A narrator tells the background of the desolate and abandoned city of Bethmoora. The city was abandoned abruptly for mysterious reasons, possibly a warning from the gods, a message from an emperor, disease or the desert. Bethmoora is brought up again in the later story, The Hashish Man.

Idle Days on the Yann[edit]

The narrator takes a river voyage down the Yann on the ship Bird of the River. The ship stops at Mandaroon, where the citizens sleep to prevent the gods from dying and dreaming to end; Astahahn, where citizens use ancient rituals to prevent Time from slaying the gods; Perdóndaris, a great trading city; and Nen, the last city on the river. The ship finally reaches the Gate of Yann: two narrow, mountain-high, smooth and pink marble cliffs that the river flows between into the sea. Departing, the protagonist knows he will not meet the captain again, because his fancy is growing weaker.

The Sword and the Idol[edit]

A tale of early humans. Loz invents an iron sword and comes to rule the tribe. Generations later, when Loz's descendant Lod is chief, Ird introduces religion to the tribe in the form of the worship of Ged. A battle of wills between Lod and Ird ends with Lod giving the sword to Ird.

The Idle City[edit]

Four short short stories told to gain entry to the Idle City.

The Hashish Man[edit]

The narrator of "Bethmoora" meets a man at a party who has visited the city more recently with the aid of hashish. He tells the narrator the city was abandoned at the order of emperor Thuba Mleen of Utnar Vehi. He describes some of the horrors of Thuba Mleen before fleeing the party to stay ahead of the police.

Poor Old Bill[edit]

A tale of a terrible pirate captain, whose crew maroon him. Unfortunately, while he lives his curses still have magical power, and prevent them from entering any harbor.

The Beggars[edit]

A daydream of cheerful beggars in lordly cloaks, who find cheer and fortune in everything.


After a prophecy given to a king that he will never set foot in the city of Carcassonne, the heroes of the court vow to conquer the city, the location of which is unknown.

In Zaccarath[edit]

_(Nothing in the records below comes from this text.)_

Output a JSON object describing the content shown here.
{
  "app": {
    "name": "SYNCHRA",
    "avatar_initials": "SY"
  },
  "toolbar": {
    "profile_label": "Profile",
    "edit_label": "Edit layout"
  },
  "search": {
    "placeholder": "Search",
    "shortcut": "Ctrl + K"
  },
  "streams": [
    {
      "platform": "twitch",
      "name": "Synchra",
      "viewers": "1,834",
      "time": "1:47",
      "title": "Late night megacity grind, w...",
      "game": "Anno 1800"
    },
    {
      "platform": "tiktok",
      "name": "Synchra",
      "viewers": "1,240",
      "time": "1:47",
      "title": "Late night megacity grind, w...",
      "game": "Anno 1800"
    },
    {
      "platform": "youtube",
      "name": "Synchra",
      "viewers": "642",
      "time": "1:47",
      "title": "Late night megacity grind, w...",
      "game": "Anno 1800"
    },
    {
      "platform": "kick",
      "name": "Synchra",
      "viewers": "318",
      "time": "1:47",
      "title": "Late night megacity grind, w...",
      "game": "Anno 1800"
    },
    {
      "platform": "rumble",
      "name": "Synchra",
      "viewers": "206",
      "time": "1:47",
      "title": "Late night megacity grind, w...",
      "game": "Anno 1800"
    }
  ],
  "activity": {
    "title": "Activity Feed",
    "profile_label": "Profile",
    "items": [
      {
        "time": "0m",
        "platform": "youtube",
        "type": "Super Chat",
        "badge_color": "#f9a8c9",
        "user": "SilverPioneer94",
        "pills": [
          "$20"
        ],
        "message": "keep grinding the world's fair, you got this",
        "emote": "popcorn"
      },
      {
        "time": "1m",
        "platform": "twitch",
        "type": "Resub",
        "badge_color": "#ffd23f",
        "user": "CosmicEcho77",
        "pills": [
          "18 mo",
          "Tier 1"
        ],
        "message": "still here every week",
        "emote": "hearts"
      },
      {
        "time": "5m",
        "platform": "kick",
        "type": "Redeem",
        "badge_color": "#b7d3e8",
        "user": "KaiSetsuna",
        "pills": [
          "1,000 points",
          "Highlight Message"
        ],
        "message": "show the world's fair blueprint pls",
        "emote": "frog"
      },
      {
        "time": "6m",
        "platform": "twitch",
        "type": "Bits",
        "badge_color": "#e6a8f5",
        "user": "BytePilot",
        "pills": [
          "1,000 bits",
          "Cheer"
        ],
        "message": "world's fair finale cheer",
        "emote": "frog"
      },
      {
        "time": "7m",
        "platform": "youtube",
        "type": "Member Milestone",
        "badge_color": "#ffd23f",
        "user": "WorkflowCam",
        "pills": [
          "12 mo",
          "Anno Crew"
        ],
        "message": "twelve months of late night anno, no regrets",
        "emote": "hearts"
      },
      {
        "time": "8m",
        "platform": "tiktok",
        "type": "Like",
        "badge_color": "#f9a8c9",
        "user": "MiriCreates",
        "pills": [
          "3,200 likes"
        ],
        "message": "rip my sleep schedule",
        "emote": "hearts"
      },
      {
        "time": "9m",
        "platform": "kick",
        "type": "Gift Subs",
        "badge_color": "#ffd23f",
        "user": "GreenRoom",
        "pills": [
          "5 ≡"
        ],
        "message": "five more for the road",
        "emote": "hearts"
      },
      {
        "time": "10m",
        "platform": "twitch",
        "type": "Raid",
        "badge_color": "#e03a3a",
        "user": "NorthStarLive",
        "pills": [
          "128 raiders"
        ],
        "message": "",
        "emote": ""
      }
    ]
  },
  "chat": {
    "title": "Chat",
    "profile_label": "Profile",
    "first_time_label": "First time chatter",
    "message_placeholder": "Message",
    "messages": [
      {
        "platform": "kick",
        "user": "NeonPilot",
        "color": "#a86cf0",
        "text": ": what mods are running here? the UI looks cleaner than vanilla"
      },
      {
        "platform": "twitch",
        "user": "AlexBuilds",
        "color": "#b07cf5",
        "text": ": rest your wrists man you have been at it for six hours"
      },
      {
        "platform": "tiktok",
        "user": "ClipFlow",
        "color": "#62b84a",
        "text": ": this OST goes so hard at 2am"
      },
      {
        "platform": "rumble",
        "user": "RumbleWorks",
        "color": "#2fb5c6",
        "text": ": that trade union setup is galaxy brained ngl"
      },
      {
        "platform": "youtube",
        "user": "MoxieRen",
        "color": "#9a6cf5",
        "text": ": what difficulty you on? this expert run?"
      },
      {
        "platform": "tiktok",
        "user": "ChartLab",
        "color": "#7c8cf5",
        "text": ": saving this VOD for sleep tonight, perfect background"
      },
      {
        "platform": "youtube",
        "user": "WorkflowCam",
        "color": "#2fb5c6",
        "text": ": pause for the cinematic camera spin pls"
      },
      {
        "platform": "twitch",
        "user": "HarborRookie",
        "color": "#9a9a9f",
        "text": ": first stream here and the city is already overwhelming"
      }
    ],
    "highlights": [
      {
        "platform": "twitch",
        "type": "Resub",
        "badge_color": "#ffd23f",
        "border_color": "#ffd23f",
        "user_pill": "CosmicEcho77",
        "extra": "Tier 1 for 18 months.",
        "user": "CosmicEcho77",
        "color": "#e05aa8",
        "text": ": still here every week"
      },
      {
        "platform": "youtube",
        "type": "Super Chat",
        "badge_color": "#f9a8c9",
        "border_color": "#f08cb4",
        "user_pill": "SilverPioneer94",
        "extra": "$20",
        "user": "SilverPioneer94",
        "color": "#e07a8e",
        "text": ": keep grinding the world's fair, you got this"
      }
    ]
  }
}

The king of Zacarath calls for prophecies. The prophets foretell doom, but the king and all of his court hear only tales that tell of everlasting Zacarath. At the end the narrator finds a rock that may once have been part of the marvellous palace of Zacarath.

The Field[edit]

The narrator finds a field of flowers that seems to have a malevolence about it. He questions a poet, who informs him it is a battlefield.

The Day of the Poll[edit]

A poet kidnaps a voter on election day, and tries to get him to see the beauty and glamour in the world.

The Unhappy Body[edit]

A story about a body forced to work for a living, while the soul strives for poetry.


  • Joshi, S. T. (1993). Lord Dunsany: a Bibliography / by S. T. Joshi and Darrell Schweitzer. Metuchen, N.J.: The Scarecrow Press, Inc. p. 3.

External links[edit]